10. Google Chrome OS linux: Google Chrome OS is a Linux-based operating system developed by Google, available for the x86_64 architecture. This operating system can be used as a replacement for Windows, MacOS or Android. Google Chrome OS is based on Linux kernel version 3.18 and uses the Chromium web browser as its default browser. Chrome OS runs all applications inside a sandbox and does not allow any third-party software to access your data or other resources. Chrome OS is designed to run most applications on the same level as an Android smartphone or tablet, with many features of traditional desktop operating systems. This makes it possible to use the same applications that you would use on your laptop while working in a more mobile manner.
11. RedHat Enterprise Linux: Red Hat Enterprise Linux (RHEL) is the flagship product of the Red Hat Computer Corporation. It is an enterprise-class Linux distribution that can be used for server and desktop computing. Red Hat Enterprise Linux was originally written by Red Hat founder Bob Young in 1993, and released as Red Hat Linux 1.0 in September 1994. The first version of the distribution was based on Slackware Linux version 4.0, which had been released in February 1994. The name “Red Hat” was originally intended to be an acronym for “Red HAT”, but it has since become a trademark for any kind of Linux distribution bearing the name Red Hat Enterprise Linux. In addition to being a mainstream Linux distribution, it is also widely used as an operating system running inside virtual machines (such as VMware Player or VMWare Workstation).

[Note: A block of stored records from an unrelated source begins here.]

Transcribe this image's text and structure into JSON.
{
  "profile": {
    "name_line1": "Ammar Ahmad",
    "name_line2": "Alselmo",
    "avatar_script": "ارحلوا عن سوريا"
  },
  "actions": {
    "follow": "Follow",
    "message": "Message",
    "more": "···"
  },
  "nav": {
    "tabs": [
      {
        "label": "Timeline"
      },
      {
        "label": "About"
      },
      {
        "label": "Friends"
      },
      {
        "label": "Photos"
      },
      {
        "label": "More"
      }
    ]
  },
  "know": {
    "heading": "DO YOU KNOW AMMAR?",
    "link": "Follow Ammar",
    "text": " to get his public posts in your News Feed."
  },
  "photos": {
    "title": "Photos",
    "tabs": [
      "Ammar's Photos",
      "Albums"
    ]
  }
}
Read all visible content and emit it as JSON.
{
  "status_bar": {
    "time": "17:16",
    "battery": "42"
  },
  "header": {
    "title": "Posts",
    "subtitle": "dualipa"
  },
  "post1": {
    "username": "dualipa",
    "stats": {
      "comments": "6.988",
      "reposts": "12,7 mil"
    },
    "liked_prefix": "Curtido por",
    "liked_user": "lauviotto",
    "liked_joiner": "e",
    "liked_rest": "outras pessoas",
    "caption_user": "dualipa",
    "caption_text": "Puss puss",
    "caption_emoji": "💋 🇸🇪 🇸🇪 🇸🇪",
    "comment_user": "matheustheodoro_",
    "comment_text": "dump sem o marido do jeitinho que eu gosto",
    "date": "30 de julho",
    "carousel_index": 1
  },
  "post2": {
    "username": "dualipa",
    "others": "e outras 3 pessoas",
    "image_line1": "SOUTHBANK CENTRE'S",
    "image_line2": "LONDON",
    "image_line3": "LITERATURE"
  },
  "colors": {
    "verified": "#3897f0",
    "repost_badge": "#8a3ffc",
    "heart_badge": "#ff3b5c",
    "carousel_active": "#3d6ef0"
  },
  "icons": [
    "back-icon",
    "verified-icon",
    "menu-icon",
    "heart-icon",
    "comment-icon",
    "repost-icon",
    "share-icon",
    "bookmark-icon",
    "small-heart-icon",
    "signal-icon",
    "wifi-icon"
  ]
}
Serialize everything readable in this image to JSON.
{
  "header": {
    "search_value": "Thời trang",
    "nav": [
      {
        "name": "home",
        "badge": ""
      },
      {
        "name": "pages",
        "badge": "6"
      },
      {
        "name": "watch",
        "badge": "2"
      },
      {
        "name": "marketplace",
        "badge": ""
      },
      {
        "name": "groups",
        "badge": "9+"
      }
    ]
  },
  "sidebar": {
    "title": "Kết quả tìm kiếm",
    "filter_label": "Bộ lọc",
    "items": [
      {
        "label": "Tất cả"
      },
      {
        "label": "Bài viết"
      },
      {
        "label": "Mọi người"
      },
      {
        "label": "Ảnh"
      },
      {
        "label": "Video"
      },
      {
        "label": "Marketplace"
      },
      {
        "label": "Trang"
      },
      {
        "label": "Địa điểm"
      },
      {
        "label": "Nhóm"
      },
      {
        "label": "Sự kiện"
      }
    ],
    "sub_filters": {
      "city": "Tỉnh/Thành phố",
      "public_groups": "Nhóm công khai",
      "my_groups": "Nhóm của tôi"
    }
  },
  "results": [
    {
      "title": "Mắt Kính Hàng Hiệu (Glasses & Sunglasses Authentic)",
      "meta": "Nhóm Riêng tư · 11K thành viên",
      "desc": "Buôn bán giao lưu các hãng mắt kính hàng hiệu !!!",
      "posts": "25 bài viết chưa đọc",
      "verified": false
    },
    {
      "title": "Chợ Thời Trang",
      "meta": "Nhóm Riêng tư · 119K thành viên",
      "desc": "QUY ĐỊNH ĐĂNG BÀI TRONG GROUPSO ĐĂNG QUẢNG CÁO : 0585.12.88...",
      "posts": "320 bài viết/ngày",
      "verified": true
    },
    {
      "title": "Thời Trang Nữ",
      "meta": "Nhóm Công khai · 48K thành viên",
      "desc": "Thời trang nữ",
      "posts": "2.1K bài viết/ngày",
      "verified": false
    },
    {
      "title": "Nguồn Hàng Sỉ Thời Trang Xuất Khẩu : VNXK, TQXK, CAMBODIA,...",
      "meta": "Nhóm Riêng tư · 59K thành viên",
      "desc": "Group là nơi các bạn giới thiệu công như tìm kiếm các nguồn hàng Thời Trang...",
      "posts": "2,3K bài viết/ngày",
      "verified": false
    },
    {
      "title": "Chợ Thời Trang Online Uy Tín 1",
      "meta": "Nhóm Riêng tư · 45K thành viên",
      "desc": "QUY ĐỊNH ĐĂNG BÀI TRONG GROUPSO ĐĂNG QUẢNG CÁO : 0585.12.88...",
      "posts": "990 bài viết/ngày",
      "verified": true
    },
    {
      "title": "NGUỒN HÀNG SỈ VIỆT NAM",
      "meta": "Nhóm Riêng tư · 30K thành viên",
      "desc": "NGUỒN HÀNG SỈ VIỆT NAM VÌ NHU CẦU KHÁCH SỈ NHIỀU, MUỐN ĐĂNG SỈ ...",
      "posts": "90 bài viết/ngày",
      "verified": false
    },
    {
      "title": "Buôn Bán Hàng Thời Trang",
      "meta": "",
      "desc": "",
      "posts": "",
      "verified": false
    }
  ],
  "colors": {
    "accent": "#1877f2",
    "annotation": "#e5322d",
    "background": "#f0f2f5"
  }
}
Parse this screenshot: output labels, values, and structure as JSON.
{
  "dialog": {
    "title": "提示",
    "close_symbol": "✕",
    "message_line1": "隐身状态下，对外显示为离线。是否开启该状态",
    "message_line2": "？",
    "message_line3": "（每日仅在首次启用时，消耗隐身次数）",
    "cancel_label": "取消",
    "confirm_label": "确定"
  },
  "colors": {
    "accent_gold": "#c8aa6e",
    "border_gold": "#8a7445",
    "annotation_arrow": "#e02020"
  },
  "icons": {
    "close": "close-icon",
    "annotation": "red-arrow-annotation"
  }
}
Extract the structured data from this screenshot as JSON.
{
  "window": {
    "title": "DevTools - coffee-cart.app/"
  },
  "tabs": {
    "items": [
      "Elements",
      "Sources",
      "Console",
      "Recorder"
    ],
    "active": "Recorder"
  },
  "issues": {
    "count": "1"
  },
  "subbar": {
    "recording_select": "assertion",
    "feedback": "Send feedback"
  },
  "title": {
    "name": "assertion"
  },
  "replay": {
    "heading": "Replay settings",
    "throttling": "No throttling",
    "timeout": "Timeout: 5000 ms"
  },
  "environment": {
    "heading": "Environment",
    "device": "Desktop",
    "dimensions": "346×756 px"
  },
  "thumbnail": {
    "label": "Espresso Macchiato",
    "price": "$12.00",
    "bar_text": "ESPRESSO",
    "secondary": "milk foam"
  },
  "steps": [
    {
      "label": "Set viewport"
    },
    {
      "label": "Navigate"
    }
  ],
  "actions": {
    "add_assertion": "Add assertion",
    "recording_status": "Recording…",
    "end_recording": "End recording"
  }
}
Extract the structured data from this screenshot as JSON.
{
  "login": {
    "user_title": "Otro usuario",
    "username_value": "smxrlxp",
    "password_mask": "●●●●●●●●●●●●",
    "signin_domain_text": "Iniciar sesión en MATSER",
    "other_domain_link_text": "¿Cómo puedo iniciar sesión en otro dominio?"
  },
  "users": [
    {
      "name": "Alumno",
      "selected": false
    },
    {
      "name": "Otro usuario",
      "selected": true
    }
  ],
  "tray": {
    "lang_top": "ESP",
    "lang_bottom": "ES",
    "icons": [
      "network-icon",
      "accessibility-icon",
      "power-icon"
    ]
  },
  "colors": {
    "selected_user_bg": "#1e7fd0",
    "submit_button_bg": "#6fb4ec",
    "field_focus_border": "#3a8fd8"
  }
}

Final Verdict: The best Linux-based operating system depends on what you need it to do.